First and foremost, Felix Hernandez got back to being King Felix. After scuffling a bit over his last few starts, he rebounded this afternoon to scatter just five baserunners over eight innings. He located his pitches well and stayed ahead in the count all afternoon. But, despite his outstanding performance, this didn't feel like a particularly dominating outing. Felix recorded only seven swings-and-misses (tied for the lowest all season) and recorded just four strikeouts. It's possible that pitching to contact was a big part of Felix's game plan today; allowing the A's to get themselves out did work very well for Paxton yesterday. In any case, I'm more than happy with the results of today's game.
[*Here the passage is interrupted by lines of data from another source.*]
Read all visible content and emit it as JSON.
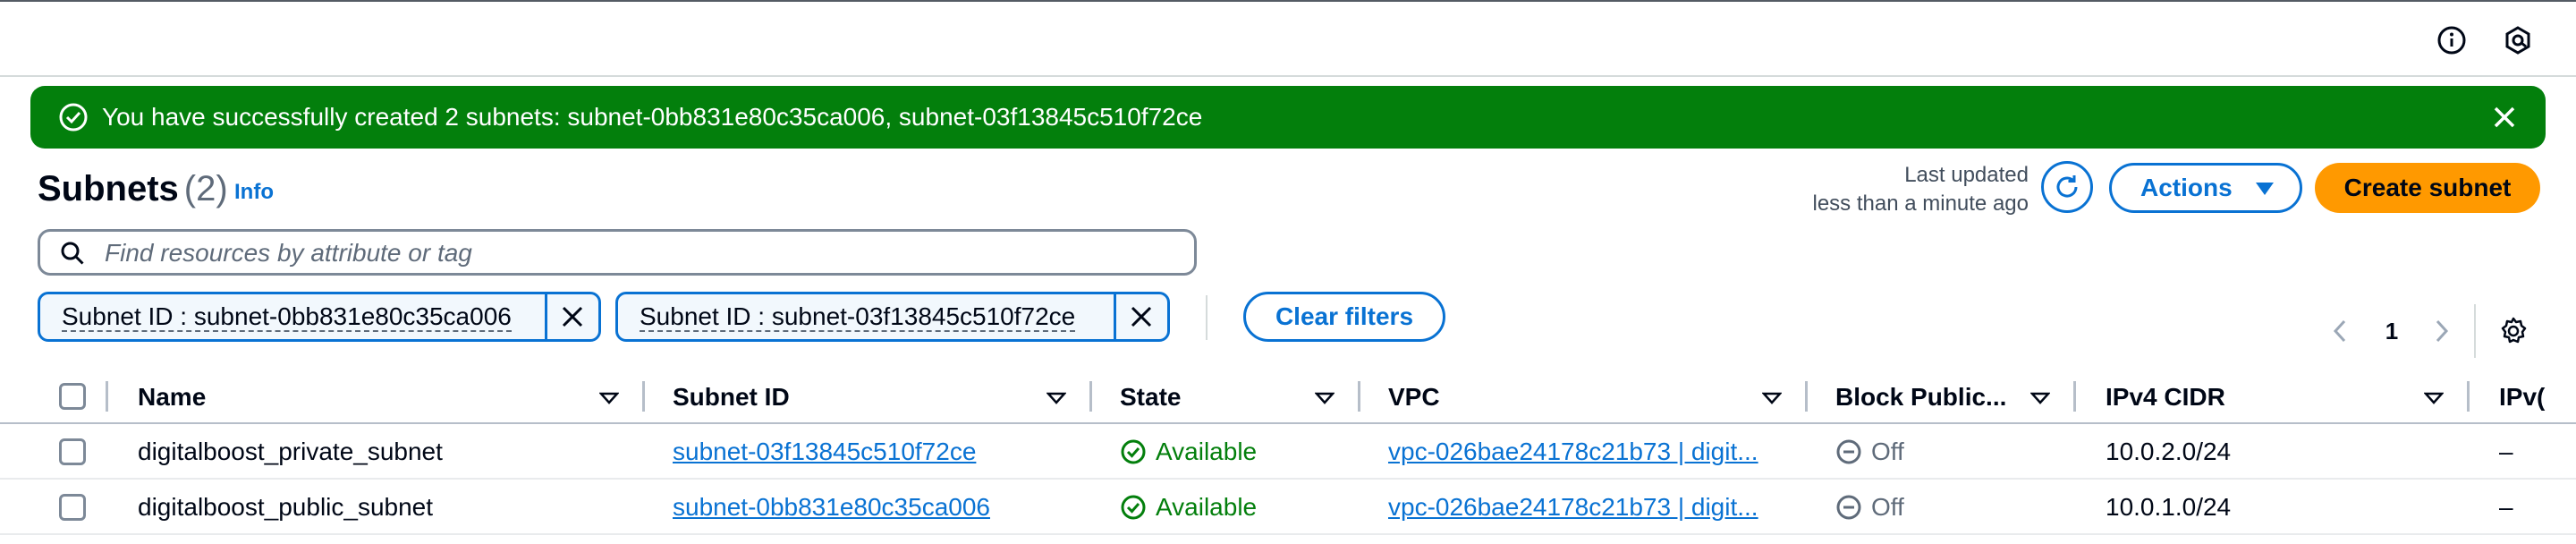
{
  "topbar": {
    "icons": [
      "info-circle-icon",
      "cloudshell-hexagon-icon"
    ]
  },
  "flash": {
    "message": "You have successfully created 2 subnets: subnet-0bb831e80c35ca006, subnet-03f13845c510f72ce",
    "type": "success",
    "color": "#037f0c"
  },
  "header": {
    "title": "Subnets",
    "count": "(2)",
    "info_label": "Info",
    "last_updated_label": "Last updated",
    "last_updated_value": "less than a minute ago",
    "actions_label": "Actions",
    "create_label": "Create subnet"
  },
  "search": {
    "placeholder": "Find resources by attribute or tag"
  },
  "filters": [
    {
      "label": "Subnet ID : subnet-0bb831e80c35ca006"
    },
    {
      "label": "Subnet ID : subnet-03f13845c510f72ce"
    }
  ],
  "clear_filters_label": "Clear filters",
  "pagination": {
    "current_page": "1"
  },
  "table": {
    "columns": [
      "Name",
      "Subnet ID",
      "State",
      "VPC",
      "Block Public...",
      "IPv4 CIDR",
      "IPv("
    ],
    "rows": [
      {
        "name": "digitalboost_private_subnet",
        "subnet_id": "subnet-03f13845c510f72ce",
        "state": "Available",
        "vpc": "vpc-026bae24178c21b73 | digit...",
        "block_public": "Off",
        "ipv4_cidr": "10.0.2.0/24",
        "ipv6": "–"
      },
      {
        "name": "digitalboost_public_subnet",
        "subnet_id": "subnet-0bb831e80c35ca006",
        "state": "Available",
        "vpc": "vpc-026bae24178c21b73 | digit...",
        "block_public": "Off",
        "ipv4_cidr": "10.0.1.0/24",
        "ipv6": "–"
      }
    ]
  },
  "colors": {
    "link": "#0972d3",
    "primary_button": "#ff9900",
    "success": "#037f0c",
    "muted": "#5f6b7a"
  }
}
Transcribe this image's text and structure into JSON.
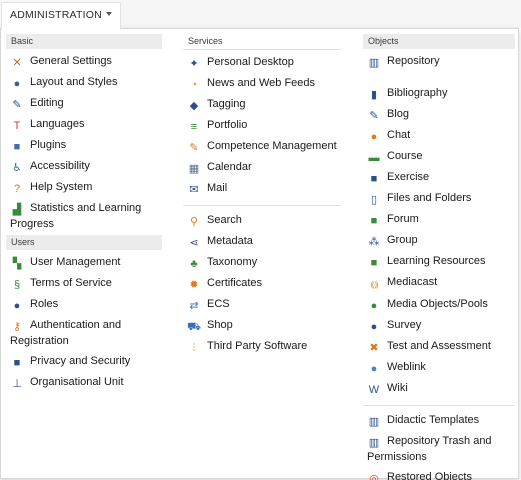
{
  "header": {
    "menu_label": "ADMINISTRATION"
  },
  "columns": [
    {
      "groups": [
        {
          "heading": "Basic",
          "items": [
            {
              "label": "General Settings",
              "icon": "tools-icon",
              "glyph": "✕",
              "color": "#c46c1a"
            },
            {
              "label": "Layout and Styles",
              "icon": "palette-icon",
              "glyph": "●",
              "color": "#3b5b8a"
            },
            {
              "label": "Editing",
              "icon": "pen-icon",
              "glyph": "✎",
              "color": "#2c4f8c"
            },
            {
              "label": "Languages",
              "icon": "languages-icon",
              "glyph": "T",
              "color": "#d53a2a"
            },
            {
              "label": "Plugins",
              "icon": "plugin-icon",
              "glyph": "■",
              "color": "#3a6fb0"
            },
            {
              "label": "Accessibility",
              "icon": "accessibility-icon",
              "glyph": "♿",
              "color": "#3a6fb0"
            },
            {
              "label": "Help System",
              "icon": "help-icon",
              "glyph": "?",
              "color": "#e8761c"
            },
            {
              "label": "Statistics and Learning Progress",
              "icon": "chart-icon",
              "glyph": "▟",
              "color": "#3a8a3a"
            }
          ]
        },
        {
          "heading": "Users",
          "items": [
            {
              "label": "User Management",
              "icon": "users-icon",
              "glyph": "▚",
              "color": "#3a8a3a"
            },
            {
              "label": "Terms of Service",
              "icon": "paragraph-icon",
              "glyph": "§",
              "color": "#2f8a3f"
            },
            {
              "label": "Roles",
              "icon": "roles-icon",
              "glyph": "●",
              "color": "#2c4f8c"
            },
            {
              "label": "Authentication and Registration",
              "icon": "key-icon",
              "glyph": "⚷",
              "color": "#e07a1a"
            },
            {
              "label": "Privacy and Security",
              "icon": "lock-icon",
              "glyph": "■",
              "color": "#2c4f8c"
            },
            {
              "label": "Organisational Unit",
              "icon": "org-unit-icon",
              "glyph": "⊥",
              "color": "#2c4f8c"
            }
          ]
        }
      ]
    },
    {
      "groups": [
        {
          "heading": "Services",
          "items": [
            {
              "label": "Personal Desktop",
              "icon": "desktop-icon",
              "glyph": "✦",
              "color": "#2c4f8c"
            },
            {
              "label": "News and Web Feeds",
              "icon": "rss-icon",
              "glyph": "◔",
              "color": "#e38a1f"
            },
            {
              "label": "Tagging",
              "icon": "tag-icon",
              "glyph": "◆",
              "color": "#2c4f8c"
            },
            {
              "label": "Portfolio",
              "icon": "portfolio-icon",
              "glyph": "≡",
              "color": "#3a8a3a"
            },
            {
              "label": "Competence Management",
              "icon": "competence-icon",
              "glyph": "✎",
              "color": "#e07a1a"
            },
            {
              "label": "Calendar",
              "icon": "calendar-icon",
              "glyph": "▦",
              "color": "#5a6f8a"
            },
            {
              "label": "Mail",
              "icon": "mail-icon",
              "glyph": "✉",
              "color": "#2c4f8c"
            }
          ],
          "separator_after": true
        },
        {
          "heading": "",
          "items": [
            {
              "label": "Search",
              "icon": "search-icon",
              "glyph": "⚲",
              "color": "#e07a1a"
            },
            {
              "label": "Metadata",
              "icon": "metadata-icon",
              "glyph": "⋖",
              "color": "#2c4f8c"
            },
            {
              "label": "Taxonomy",
              "icon": "taxonomy-icon",
              "glyph": "♣",
              "color": "#3a8a3a"
            },
            {
              "label": "Certificates",
              "icon": "certificate-icon",
              "glyph": "✹",
              "color": "#e07a1a"
            },
            {
              "label": "ECS",
              "icon": "ecs-icon",
              "glyph": "⇄",
              "color": "#3a6fb0"
            },
            {
              "label": "Shop",
              "icon": "cart-icon",
              "glyph": "⛟",
              "color": "#3a6fb0"
            },
            {
              "label": "Third Party Software",
              "icon": "sliders-icon",
              "glyph": "⫶",
              "color": "#e07a1a"
            }
          ]
        }
      ]
    },
    {
      "groups": [
        {
          "heading": "Objects",
          "items": [
            {
              "label": "Repository",
              "icon": "repository-icon",
              "glyph": "▥",
              "color": "#2c4f8c"
            }
          ],
          "gap_after": true
        },
        {
          "heading": "",
          "items": [
            {
              "label": "Bibliography",
              "icon": "books-icon",
              "glyph": "▮",
              "color": "#2c4f8c"
            },
            {
              "label": "Blog",
              "icon": "blog-icon",
              "glyph": "✎",
              "color": "#2c4f8c"
            },
            {
              "label": "Chat",
              "icon": "chat-icon",
              "glyph": "●",
              "color": "#e07a1a"
            },
            {
              "label": "Course",
              "icon": "course-icon",
              "glyph": "▬",
              "color": "#3a8a3a"
            },
            {
              "label": "Exercise",
              "icon": "exercise-icon",
              "glyph": "■",
              "color": "#2c4f8c"
            },
            {
              "label": "Files and Folders",
              "icon": "file-icon",
              "glyph": "▯",
              "color": "#2c4f8c"
            },
            {
              "label": "Forum",
              "icon": "forum-icon",
              "glyph": "■",
              "color": "#3a8a3a"
            },
            {
              "label": "Group",
              "icon": "group-icon",
              "glyph": "⁂",
              "color": "#2c4f8c"
            },
            {
              "label": "Learning Resources",
              "icon": "learning-resources-icon",
              "glyph": "■",
              "color": "#3a8a3a"
            },
            {
              "label": "Mediacast",
              "icon": "mediacast-icon",
              "glyph": "((·))",
              "color": "#e07a1a"
            },
            {
              "label": "Media Objects/Pools",
              "icon": "media-pool-icon",
              "glyph": "●",
              "color": "#3a8a3a"
            },
            {
              "label": "Survey",
              "icon": "survey-icon",
              "glyph": "●",
              "color": "#2c4f8c"
            },
            {
              "label": "Test and Assessment",
              "icon": "test-icon",
              "glyph": "✖",
              "color": "#e07a1a"
            },
            {
              "label": "Weblink",
              "icon": "weblink-icon",
              "glyph": "●",
              "color": "#3a8ac8"
            },
            {
              "label": "Wiki",
              "icon": "wiki-icon",
              "glyph": "W",
              "color": "#2c4f8c"
            }
          ],
          "separator_after": true
        },
        {
          "heading": "",
          "items": [
            {
              "label": "Didactic Templates",
              "icon": "didactic-template-icon",
              "glyph": "▥",
              "color": "#2c4f8c"
            },
            {
              "label": "Repository Trash and Permissions",
              "icon": "trash-permissions-icon",
              "glyph": "▥",
              "color": "#2c4f8c"
            },
            {
              "label": "Restored Objects",
              "icon": "lifebuoy-icon",
              "glyph": "◎",
              "color": "#d53a2a"
            }
          ]
        }
      ]
    }
  ]
}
Lester also lived up to his billing as a top-tier pitcher, giving up just two runs over eight innings. However, the Mariners actually hit Lester a bit harder than the final score might suggest. Although they only collected seven hits against him, five of them went for extra bases (two home runs and three doubles); that's the most XBH they've had in a game since they beat the Blue Jays on August 11th. Unfortunately/unluckily, all of the Mariners hits today came when no one was on base. Thanks to jacks by Kyle Seager and Corey Hart, this didn't end up costing them today, but if the Mariners are going to continue to contend for the playoffs, they can't afford to put up many more games where they go 0-fer with RISP.

  • In the top of the fourth inning, Seager hit a flare to shallow left field that just missed being caught by a diving Brandon Moss. As the ball tipped off of Moss's glove and trickled behind him, Seager tried to stretch his double into a triple. Unfortunately, the ball only got about 15-20 feet away from Moss and he was able to recover in time to fire the ball to third base and get Seager. There was one out in the inning when Seager came up to bat, so making the second out at third base wasn't the most egregious turn of events, but this was Seager's eleventh TOOTBLAN all season. He leads the Mariners in this category (Brad Miller is next with eight) and only six players in all of baseball have been throw out on the basepaths more often than Seager this year. Seager is an absolutely phenomenal player, but he hasn't always made the best baserunning decisions this season.
  • The only damage allowed by Felix today was a solo home run to Adam Dunn in the fourth inning. Felix threw a middle-in fastball on a full count that Dunn hit for a moonshot down into the right field seats.


    Blowers immediately suggested that this wasn't a mistake by Felix and that Dunn is just ridiculously strong. It did appear that Felix hit his spot and located the pitch just about where Zunino was set up. However, looking at the slugging heatmap for Dunn...


    This seems like a questionable spot in which to intentionally throw Dunn a fastball. I understand trying to challenge a hitter, but choosing to locate a 3-2 pitch in that spot seems a bit imprudent.
  • At the end of the broadcast, Dave Sims noted that this was the first time that the Athletics had lost back-to-back home games since May 6th and 7th. What the Mariners just did was not easy. Try and appreciate that. Hopefully the M's can keep it together for another few weeks and successfully navigate their way into the playoffs. Baseball!

  • Seagerharthighfive